» PROVIDED MATERIAL
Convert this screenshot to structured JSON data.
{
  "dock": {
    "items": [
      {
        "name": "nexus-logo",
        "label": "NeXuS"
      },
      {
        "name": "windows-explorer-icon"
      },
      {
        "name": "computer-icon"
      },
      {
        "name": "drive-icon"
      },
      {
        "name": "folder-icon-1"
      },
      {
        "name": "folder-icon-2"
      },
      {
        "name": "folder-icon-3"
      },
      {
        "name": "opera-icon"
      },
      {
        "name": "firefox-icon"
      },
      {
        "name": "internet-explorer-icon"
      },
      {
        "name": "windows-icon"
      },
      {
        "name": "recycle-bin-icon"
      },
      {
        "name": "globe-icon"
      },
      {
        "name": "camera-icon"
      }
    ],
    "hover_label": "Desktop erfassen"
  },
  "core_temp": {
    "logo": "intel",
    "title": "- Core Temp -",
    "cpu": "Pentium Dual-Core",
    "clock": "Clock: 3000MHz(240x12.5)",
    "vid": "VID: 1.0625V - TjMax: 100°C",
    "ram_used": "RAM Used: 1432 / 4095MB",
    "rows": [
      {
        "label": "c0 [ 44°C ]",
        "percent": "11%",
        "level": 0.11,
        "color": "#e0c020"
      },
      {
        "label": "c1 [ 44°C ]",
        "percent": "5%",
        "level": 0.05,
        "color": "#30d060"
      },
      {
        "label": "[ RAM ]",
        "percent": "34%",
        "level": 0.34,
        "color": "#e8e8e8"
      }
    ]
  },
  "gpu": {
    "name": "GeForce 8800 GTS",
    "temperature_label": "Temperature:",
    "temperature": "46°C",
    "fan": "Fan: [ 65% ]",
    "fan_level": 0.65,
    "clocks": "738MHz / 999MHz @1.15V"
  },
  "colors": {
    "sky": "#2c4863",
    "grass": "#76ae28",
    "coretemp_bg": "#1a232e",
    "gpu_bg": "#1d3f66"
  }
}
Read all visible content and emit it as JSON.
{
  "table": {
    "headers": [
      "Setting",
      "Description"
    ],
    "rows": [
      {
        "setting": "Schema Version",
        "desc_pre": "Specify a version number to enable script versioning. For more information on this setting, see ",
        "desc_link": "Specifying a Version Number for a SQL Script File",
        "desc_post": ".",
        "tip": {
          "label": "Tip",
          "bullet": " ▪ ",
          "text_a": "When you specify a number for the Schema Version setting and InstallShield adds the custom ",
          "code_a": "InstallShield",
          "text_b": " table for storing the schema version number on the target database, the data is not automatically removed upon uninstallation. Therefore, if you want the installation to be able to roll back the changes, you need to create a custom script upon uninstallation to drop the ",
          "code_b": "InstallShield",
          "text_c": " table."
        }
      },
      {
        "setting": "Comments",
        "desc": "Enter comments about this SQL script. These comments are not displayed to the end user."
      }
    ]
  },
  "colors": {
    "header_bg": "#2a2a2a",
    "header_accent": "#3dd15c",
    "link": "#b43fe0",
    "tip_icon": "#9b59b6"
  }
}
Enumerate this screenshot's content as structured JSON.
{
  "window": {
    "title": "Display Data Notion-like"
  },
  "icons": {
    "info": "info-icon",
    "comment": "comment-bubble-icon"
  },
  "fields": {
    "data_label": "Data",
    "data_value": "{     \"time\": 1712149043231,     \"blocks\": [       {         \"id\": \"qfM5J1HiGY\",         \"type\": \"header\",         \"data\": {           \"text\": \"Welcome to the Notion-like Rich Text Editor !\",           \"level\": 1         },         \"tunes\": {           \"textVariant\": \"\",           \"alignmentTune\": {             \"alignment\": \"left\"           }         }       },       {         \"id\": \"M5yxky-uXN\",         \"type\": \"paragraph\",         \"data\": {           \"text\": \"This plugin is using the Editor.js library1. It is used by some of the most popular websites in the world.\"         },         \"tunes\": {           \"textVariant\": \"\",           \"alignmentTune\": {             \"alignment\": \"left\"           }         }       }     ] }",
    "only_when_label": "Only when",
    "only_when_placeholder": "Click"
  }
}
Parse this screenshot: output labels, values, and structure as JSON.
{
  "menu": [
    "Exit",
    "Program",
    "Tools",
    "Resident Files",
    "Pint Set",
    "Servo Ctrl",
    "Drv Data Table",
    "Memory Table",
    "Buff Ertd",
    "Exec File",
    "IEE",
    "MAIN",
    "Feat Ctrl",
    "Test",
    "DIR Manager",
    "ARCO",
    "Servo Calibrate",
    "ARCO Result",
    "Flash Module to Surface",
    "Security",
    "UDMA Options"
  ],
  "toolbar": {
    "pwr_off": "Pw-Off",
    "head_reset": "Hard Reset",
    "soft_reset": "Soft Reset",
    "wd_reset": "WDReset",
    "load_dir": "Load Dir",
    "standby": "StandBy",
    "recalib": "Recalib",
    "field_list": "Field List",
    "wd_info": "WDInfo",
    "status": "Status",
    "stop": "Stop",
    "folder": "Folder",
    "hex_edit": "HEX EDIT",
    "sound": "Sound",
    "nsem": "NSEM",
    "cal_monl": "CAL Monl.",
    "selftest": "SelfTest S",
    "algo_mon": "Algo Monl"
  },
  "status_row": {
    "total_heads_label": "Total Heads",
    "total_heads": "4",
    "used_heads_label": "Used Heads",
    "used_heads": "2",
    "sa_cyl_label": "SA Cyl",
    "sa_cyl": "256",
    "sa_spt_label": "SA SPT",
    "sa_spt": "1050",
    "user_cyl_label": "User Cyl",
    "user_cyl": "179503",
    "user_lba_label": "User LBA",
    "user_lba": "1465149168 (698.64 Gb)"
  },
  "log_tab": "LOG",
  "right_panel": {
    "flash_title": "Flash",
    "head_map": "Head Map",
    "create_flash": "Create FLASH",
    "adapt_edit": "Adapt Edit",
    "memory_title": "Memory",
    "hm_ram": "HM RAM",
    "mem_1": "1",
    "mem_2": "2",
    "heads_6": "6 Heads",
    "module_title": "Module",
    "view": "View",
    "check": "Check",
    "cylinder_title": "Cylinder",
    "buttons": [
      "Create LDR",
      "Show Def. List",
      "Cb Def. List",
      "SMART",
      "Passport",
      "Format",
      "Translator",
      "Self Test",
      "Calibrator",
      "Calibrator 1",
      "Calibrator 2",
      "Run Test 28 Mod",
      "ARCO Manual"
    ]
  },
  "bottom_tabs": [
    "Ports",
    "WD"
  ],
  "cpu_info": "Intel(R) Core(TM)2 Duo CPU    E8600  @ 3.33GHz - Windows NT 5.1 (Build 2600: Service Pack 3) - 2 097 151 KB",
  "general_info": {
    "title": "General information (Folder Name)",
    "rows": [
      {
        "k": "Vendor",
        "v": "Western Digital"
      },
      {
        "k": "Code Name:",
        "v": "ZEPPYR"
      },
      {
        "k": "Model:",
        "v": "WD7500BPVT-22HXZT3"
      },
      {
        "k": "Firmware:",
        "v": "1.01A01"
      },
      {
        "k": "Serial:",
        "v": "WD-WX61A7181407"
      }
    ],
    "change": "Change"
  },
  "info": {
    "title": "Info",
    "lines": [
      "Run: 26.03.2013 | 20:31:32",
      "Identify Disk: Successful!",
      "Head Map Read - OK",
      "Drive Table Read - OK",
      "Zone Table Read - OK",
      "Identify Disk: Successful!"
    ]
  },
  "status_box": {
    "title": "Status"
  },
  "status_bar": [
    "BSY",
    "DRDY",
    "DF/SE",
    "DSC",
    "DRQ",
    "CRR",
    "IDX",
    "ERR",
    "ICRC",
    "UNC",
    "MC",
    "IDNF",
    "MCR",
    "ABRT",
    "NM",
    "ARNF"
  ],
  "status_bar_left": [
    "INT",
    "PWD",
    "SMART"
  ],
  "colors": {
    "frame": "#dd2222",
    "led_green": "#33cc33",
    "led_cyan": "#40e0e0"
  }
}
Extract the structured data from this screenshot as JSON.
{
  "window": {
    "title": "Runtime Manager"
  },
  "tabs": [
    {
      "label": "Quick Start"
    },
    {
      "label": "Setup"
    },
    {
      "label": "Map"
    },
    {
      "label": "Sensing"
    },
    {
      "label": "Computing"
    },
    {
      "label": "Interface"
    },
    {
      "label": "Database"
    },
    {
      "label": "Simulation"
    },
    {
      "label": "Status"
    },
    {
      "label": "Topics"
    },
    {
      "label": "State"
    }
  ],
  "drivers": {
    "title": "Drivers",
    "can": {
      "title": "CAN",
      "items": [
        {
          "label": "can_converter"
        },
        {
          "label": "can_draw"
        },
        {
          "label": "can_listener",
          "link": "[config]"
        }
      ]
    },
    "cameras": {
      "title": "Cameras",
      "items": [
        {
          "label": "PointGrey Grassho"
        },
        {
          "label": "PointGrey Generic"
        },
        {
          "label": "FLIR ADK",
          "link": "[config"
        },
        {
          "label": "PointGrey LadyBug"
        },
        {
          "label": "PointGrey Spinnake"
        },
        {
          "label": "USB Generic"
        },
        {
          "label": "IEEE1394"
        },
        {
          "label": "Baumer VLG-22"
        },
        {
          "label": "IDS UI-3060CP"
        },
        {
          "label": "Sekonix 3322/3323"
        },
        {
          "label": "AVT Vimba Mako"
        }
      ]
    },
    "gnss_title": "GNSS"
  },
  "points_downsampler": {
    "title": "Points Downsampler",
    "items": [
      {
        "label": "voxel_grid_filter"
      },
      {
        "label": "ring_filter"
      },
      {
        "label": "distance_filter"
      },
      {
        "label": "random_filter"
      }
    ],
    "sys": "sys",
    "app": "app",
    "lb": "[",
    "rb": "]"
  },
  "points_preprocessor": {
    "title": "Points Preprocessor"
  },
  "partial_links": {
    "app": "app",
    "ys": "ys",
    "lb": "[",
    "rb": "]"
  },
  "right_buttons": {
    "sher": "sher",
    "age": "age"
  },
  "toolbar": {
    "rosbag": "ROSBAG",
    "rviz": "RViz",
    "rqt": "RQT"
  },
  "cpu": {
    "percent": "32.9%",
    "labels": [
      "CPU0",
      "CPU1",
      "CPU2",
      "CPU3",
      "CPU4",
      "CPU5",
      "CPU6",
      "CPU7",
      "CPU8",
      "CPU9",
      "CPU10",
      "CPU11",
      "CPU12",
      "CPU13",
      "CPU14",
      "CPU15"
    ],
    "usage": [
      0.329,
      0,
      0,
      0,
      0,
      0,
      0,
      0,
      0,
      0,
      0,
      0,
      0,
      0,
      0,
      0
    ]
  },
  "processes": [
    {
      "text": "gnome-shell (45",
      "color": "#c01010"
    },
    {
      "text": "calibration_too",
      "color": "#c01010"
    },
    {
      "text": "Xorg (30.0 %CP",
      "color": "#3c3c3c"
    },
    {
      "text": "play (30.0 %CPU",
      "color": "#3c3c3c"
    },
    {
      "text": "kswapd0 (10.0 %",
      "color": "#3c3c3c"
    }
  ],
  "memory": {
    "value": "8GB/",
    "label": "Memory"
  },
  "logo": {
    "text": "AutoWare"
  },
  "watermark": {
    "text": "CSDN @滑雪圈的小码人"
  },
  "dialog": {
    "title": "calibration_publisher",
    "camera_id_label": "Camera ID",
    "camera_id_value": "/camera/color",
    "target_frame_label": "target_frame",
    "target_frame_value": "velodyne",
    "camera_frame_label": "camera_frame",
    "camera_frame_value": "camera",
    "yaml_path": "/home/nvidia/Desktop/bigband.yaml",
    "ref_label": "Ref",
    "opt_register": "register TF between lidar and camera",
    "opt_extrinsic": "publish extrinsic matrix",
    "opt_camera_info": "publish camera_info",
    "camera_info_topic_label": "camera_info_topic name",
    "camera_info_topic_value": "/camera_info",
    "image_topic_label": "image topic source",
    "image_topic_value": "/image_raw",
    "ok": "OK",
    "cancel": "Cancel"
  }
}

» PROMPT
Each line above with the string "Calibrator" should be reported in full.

» RESPONSE BOX
      "Calibrator",
      "Calibrator 1",
      "Calibrator 2",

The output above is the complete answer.